The average UK household wastes an estimated £250 a year by not being energy efficient, but saving energy in your home can be quite simple. There are lots of ways to reduce the energy you use. For example, make sure that you switch off appliances, block gaps around doors and windows (but not your ventilation grills!) and buy energy saving lightbulbs.
Low- and no-cost tips to save energy
- Turning down your thermostat by only 1°C could reduce your heating bills by up to 10% - saving you some £50 a year. The recommended temperature in your living room is 21°C (70°F).
- Set your hot water tank to 60°C to prevent water from being overheated.
- Conserve energy by not leaving electrical items on standby. Prevent further wastage by not keeping laptops and mobile phones charging unnecessarily.
- Draw your curtains at dusk to retain heat in your home, and make sure the curtains, or any furniture, are not blocking your radiators.
- Take a three-minute shower rather than a bath – showers use a lot less hot water.
- Wash your clothes at 30°C, with a full load each time.
- Defrost frozen food in the fridge overnight, as this will reduce the cooking time. And use the right size of pan for the amount of food you are cooking. Put just enough water in the pan to cover the vegetables rather than fill the whole pan, and always put the lid on to keep the heat in.
- Keep internal doors closed to reduce draughts.
- Look for energy efficient alternatives for your lighting.
- Insulate your hot water pipes to stop heat escaping.
- Fit your hot water tank with an insulating jacket. Using one that's at least 75mm (three inches) thick could save you around £30 a year.
- Put radiator panels or aluminium foil behind radiators against outside walls to reduce the amount of heat escaping.
- Use programmable heating controls to turn your heating on only when it’s needed.
- Fit thermostatic radiator valves (TRVs) to keep frequently visited rooms warm whilst turning off radiators in rooms that aren’t being used – and close the doors of those rooms.
For the more tips and explanations, go to the Energy Saving Trust website. This non-profit organisation gives free and impartial advice about energy. They also have information about home improvements:
Your energy supplier
After reducing the amount of energy that you use, you may want to look at your energy provider: Are you on the right tariff for what you use? Could you pay less? Have you considered switching supplier? Finding the right tariff used to be very confusing, but recent changes have made it a lot easier.

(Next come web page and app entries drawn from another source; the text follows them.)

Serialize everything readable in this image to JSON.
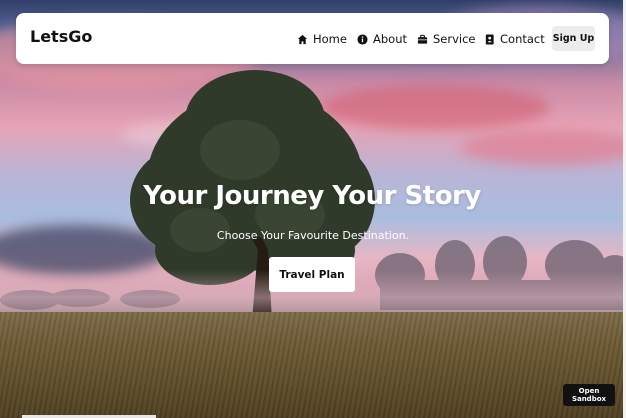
{
  "navbar": {
    "brand": "LetsGo",
    "items": [
      {
        "label": "Home",
        "icon": "home-icon"
      },
      {
        "label": "About",
        "icon": "info-icon"
      },
      {
        "label": "Service",
        "icon": "briefcase-icon"
      },
      {
        "label": "Contact",
        "icon": "contact-book-icon"
      }
    ],
    "signup_label": "Sign Up"
  },
  "hero": {
    "title": "Your Journey Your Story",
    "subtitle": "Choose Your Favourite Destination.",
    "cta_label": "Travel Plan"
  },
  "sandbox_label": "Open Sandbox",
  "colors": {
    "navbar_bg": "#ffffff",
    "text_dark": "#111111",
    "signup_bg": "#ececec",
    "sandbox_bg": "#111111"
  }
}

And Lambeth has made it even easier for you to see if there is a better tariff out there: find out of you could get a better deal on your gas and electricity bills by registering for the Big London Energy Switch. This is an energy switching scheme run by 20 London boroughs that aims to help you lower your energy bills. It does not commit you to anything, so there is no harm in registering to find out if you could pay less.
Or, you can call your own energy supplier and ask if they have a better tariff for you.
Be aware that energy companies offer discounts if you pay via direct debit and if you take gas and electricity from the same supplier (so-called dual fuel). If you are on a pre-payment meter, know that this is the most expensive way to pay for your energy. If you can, ask your energy company to switch you to a ‘normal’ meter. There may be a charge for this, usually around £50.
Also make sure you get billed for what you use, not what the energy company thinks you have used (estimated bills). Take regular meter readings and submit them to your energy company either online or over the phone.
If you would like some help with understanding your energy bills, independent price comparison website uSwitch has published a sample of the most popular suppliers' gas and electricity bills. See uSwitch energy bills explained.
Monitor your energy use
It can be useful to know how much electricity certain things in you home actually use. Did you know that leaving your phone charger and other items plugged in all the time can cost up to £30 a year? Once you know how much electricity something is using, you might be more encouraged to unplug it or switch is off when you don’t need it, and save money.
Library users can now borrow special devices called OWLs to monitor how much electricity is being used in the home and how much it is costing. The monitors are easy to fit without any technical knowledge and come with a portable display showing how much electricity is being used in pounds an hour, or alternatively CO2 emissions. They can be borrowed for a maximum of three weeks at a time. A £5 deposit will be required, which is fully refundable when the device is returned complete.
Normal late charges apply. Please be aware that the monitors are not appropriate for all homes and require the electricity supply meter to be within the property.
The monitors are available from all our libraries.